## Raw data
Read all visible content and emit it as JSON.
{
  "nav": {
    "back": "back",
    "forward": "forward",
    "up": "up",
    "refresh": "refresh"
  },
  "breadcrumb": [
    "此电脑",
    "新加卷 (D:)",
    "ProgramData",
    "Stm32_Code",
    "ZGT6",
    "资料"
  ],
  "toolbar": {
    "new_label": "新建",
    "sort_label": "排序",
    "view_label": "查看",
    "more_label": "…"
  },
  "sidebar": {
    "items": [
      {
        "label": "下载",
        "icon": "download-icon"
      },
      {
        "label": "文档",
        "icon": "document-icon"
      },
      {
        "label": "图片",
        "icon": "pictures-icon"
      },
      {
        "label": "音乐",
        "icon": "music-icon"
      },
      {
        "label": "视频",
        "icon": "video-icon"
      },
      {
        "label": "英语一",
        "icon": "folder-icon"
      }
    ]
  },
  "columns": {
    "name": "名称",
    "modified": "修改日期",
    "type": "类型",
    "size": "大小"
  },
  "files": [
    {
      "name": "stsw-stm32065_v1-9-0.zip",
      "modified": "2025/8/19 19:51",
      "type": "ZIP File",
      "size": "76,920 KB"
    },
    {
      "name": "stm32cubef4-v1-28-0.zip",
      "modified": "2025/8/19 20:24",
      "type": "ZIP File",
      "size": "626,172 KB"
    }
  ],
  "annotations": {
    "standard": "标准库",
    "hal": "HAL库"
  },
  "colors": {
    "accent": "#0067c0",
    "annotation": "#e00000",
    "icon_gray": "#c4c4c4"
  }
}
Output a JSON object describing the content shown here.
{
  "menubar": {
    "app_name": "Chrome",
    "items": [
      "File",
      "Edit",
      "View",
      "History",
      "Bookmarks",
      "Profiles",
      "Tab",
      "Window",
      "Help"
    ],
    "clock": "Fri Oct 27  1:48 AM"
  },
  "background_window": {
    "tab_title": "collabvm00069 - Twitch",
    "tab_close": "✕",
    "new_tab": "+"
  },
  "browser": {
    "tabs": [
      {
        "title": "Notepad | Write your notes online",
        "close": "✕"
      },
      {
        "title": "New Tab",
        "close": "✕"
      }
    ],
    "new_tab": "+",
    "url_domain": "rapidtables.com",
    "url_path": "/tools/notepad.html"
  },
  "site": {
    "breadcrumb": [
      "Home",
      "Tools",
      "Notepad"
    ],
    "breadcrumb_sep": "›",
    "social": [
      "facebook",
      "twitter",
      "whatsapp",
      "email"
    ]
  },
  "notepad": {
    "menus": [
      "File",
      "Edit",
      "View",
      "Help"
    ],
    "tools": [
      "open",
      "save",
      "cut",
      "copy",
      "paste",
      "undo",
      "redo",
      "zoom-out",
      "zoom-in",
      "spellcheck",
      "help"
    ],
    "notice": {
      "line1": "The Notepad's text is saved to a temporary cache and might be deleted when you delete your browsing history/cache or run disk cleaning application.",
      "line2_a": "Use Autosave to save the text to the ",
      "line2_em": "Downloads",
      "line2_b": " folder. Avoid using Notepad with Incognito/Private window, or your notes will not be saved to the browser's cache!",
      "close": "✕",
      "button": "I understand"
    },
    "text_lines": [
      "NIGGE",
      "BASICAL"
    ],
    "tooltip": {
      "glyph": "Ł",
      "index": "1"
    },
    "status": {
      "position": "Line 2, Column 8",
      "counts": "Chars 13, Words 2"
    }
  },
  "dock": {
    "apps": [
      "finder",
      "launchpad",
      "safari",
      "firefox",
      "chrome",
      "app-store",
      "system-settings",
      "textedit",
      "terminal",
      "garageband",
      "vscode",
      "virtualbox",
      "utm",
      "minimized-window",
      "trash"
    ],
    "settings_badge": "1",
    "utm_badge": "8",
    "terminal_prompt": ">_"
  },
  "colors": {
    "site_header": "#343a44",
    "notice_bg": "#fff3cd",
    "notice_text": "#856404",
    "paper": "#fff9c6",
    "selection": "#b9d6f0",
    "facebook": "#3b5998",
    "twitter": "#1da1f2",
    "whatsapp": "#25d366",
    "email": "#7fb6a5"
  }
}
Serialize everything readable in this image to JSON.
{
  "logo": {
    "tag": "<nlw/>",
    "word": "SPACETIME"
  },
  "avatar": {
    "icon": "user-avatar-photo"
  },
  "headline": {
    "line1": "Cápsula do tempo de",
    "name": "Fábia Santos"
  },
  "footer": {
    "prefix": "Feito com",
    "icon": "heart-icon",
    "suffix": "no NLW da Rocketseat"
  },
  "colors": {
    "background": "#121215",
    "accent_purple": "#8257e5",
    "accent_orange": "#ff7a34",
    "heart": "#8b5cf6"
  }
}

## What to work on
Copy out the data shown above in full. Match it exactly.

## Exercise response
Read all visible content and emit it as JSON.
{
  "nav": {
    "back": "back",
    "forward": "forward",
    "up": "up",
    "refresh": "refresh"
  },
  "breadcrumb": [
    "此电脑",
    "新加卷 (D:)",
    "ProgramData",
    "Stm32_Code",
    "ZGT6",
    "资料"
  ],
  "toolbar": {
    "new_label": "新建",
    "sort_label": "排序",
    "view_label": "查看",
    "more_label": "…"
  },
  "sidebar": {
    "items": [
      {
        "label": "下载",
        "icon": "download-icon"
      },
      {
        "label": "文档",
        "icon": "document-icon"
      },
      {
        "label": "图片",
        "icon": "pictures-icon"
      },
      {
        "label": "音乐",
        "icon": "music-icon"
      },
      {
        "label": "视频",
        "icon": "video-icon"
      },
      {
        "label": "英语一",
        "icon": "folder-icon"
      }
    ]
  },
  "columns": {
    "name": "名称",
    "modified": "修改日期",
    "type": "类型",
    "size": "大小"
  },
  "files": [
    {
      "name": "stsw-stm32065_v1-9-0.zip",
      "modified": "2025/8/19 19:51",
      "type": "ZIP File",
      "size": "76,920 KB"
    },
    {
      "name": "stm32cubef4-v1-28-0.zip",
      "modified": "2025/8/19 20:24",
      "type": "ZIP File",
      "size": "626,172 KB"
    }
  ],
  "annotations": {
    "standard": "标准库",
    "hal": "HAL库"
  },
  "colors": {
    "accent": "#0067c0",
    "annotation": "#e00000",
    "icon_gray": "#c4c4c4"
  }
}
Output a JSON object describing the content shown here.
{
  "menubar": {
    "app_name": "Chrome",
    "items": [
      "File",
      "Edit",
      "View",
      "History",
      "Bookmarks",
      "Profiles",
      "Tab",
      "Window",
      "Help"
    ],
    "clock": "Fri Oct 27  1:48 AM"
  },
  "background_window": {
    "tab_title": "collabvm00069 - Twitch",
    "tab_close": "✕",
    "new_tab": "+"
  },
  "browser": {
    "tabs": [
      {
        "title": "Notepad | Write your notes online",
        "close": "✕"
      },
      {
        "title": "New Tab",
        "close": "✕"
      }
    ],
    "new_tab": "+",
    "url_domain": "rapidtables.com",
    "url_path": "/tools/notepad.html"
  },
  "site": {
    "breadcrumb": [
      "Home",
      "Tools",
      "Notepad"
    ],
    "breadcrumb_sep": "›",
    "social": [
      "facebook",
      "twitter",
      "whatsapp",
      "email"
    ]
  },
  "notepad": {
    "menus": [
      "File",
      "Edit",
      "View",
      "Help"
    ],
    "tools": [
      "open",
      "save",
      "cut",
      "copy",
      "paste",
      "undo",
      "redo",
      "zoom-out",
      "zoom-in",
      "spellcheck",
      "help"
    ],
    "notice": {
      "line1": "The Notepad's text is saved to a temporary cache and might be deleted when you delete your browsing history/cache or run disk cleaning application.",
      "line2_a": "Use Autosave to save the text to the ",
      "line2_em": "Downloads",
      "line2_b": " folder. Avoid using Notepad with Incognito/Private window, or your notes will not be saved to the browser's cache!",
      "close": "✕",
      "button": "I understand"
    },
    "text_lines": [
      "NIGGE",
      "BASICAL"
    ],
    "tooltip": {
      "glyph": "Ł",
      "index": "1"
    },
    "status": {
      "position": "Line 2, Column 8",
      "counts": "Chars 13, Words 2"
    }
  },
  "dock": {
    "apps": [
      "finder",
      "launchpad",
      "safari",
      "firefox",
      "chrome",
      "app-store",
      "system-settings",
      "textedit",
      "terminal",
      "garageband",
      "vscode",
      "virtualbox",
      "utm",
      "minimized-window",
      "trash"
    ],
    "settings_badge": "1",
    "utm_badge": "8",
    "terminal_prompt": ">_"
  },
  "colors": {
    "site_header": "#343a44",
    "notice_bg": "#fff3cd",
    "notice_text": "#856404",
    "paper": "#fff9c6",
    "selection": "#b9d6f0",
    "facebook": "#3b5998",
    "twitter": "#1da1f2",
    "whatsapp": "#25d366",
    "email": "#7fb6a5"
  }
}
Serialize everything readable in this image to JSON.
{
  "logo": {
    "tag": "<nlw/>",
    "word": "SPACETIME"
  },
  "avatar": {
    "icon": "user-avatar-photo"
  },
  "headline": {
    "line1": "Cápsula do tempo de",
    "name": "Fábia Santos"
  },
  "footer": {
    "prefix": "Feito com",
    "icon": "heart-icon",
    "suffix": "no NLW da Rocketseat"
  },
  "colors": {
    "background": "#121215",
    "accent_purple": "#8257e5",
    "accent_orange": "#ff7a34",
    "heart": "#8b5cf6"
  }
}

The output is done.